Bribery involves improper influence of an employee, of a public official, a judge, juror, or witness in a court case, or athletes and referees in sporting events. Providing something of value to try to coerce an employee, public official, judge, juror, or witness would all potentially give rise to bribery charges. If a person on trial offered to make valuable campaign contributions to a judge if the judge ruled in his favor, this would be an example of bribery.
Racketeering charges are brought when a person commits at least two crimes in furtherance of a criminal enterprise. Even agreeing to commit two or more crimes can result in charges for conspiracy to commit racketeering. Those who work with others as part of a crime ring can end up facing charges for racketeering. Racketeering is typically prosecuted by the federal government and the penalties for RICO violations can be very serious. RICO charges are often brought when defendants are involved in some type of organized crime.
An agreement between two people to commit a crime, even if they did not take any step to complete the crimes, is illegal in Las Vegas, Nevada. Making an agreement to violate the law can result in criminal charges for conspiracy. The prosecutor has to prove that an agreement was made and one of the co-conspirators took some type of action in furtherance of the conspiracy. This does not mean actually committing the crime. All co-conspirators could potentially be charged with conspiracy if anyone involved in the plot to commit an offense purchased any piece of equipment necessary to commit a crime.
Mortgage fraud is prevalent in Nevada and brings long jail times and high fines. Making any false statement or engaging in any dishonest activity that causes a lender to provide a mortgage constitutes mortgage fraud. False appraisals or schemes pretending to modify mortgages for distressed homeowners can also result in a mortgage fraud conviction.
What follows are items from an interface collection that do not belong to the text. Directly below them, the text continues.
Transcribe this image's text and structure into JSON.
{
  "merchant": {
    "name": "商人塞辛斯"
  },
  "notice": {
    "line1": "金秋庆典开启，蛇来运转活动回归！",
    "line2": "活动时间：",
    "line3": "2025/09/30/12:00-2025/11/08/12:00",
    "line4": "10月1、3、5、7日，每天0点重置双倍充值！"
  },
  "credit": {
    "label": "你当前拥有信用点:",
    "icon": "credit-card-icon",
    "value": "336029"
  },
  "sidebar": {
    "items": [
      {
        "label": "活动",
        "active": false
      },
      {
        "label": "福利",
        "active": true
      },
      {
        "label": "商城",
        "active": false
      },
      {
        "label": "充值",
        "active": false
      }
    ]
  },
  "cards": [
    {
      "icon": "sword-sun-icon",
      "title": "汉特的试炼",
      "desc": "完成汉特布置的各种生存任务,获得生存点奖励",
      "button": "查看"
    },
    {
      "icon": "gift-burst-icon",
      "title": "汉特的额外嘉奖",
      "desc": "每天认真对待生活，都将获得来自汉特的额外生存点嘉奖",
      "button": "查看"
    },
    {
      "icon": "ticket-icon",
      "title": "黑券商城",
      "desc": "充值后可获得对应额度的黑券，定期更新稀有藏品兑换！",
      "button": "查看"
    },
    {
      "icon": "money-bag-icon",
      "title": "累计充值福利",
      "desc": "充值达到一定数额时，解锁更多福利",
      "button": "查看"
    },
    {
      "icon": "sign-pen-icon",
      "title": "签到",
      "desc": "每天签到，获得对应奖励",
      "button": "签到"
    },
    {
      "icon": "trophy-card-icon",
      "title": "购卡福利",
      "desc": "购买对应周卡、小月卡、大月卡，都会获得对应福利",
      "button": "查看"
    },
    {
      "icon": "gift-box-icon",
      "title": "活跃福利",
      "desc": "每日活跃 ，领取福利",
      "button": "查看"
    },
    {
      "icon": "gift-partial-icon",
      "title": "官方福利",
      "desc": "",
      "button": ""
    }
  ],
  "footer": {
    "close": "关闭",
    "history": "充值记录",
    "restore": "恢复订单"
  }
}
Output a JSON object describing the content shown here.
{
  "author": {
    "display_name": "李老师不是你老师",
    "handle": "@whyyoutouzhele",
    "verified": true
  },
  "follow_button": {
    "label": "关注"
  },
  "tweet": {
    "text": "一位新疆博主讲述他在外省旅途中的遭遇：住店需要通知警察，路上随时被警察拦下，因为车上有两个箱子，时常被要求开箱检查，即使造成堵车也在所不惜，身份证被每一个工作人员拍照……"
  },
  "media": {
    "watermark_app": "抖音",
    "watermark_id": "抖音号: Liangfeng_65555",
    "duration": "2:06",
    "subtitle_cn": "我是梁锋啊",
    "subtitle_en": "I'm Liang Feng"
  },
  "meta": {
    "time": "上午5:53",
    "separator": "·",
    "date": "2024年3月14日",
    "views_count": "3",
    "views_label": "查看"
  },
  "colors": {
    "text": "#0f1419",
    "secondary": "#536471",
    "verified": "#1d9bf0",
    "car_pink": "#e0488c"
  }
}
Health care fraud is punishable under Nevada and federal laws. Penalties for state or federal offenses may include jail time, fines, and restitution. Using any false statements to obtain health care insurance or engaging in a scheme to overcharge an insurance company for services can both result in a health care fraud conviction. If a doctor pays illegal kickbacks or charges for services he does not perform, these are both examples of health care fraud.
Health care fraud is a complex crime that involves significant amounts of evidence gathered over time. Understand how a qualified Las Vegas defense lawyer will represent you in a health care fraud case.
Nick Wooldridge has a long track record of representing clients accused of serious federal and state crimes in Nevada.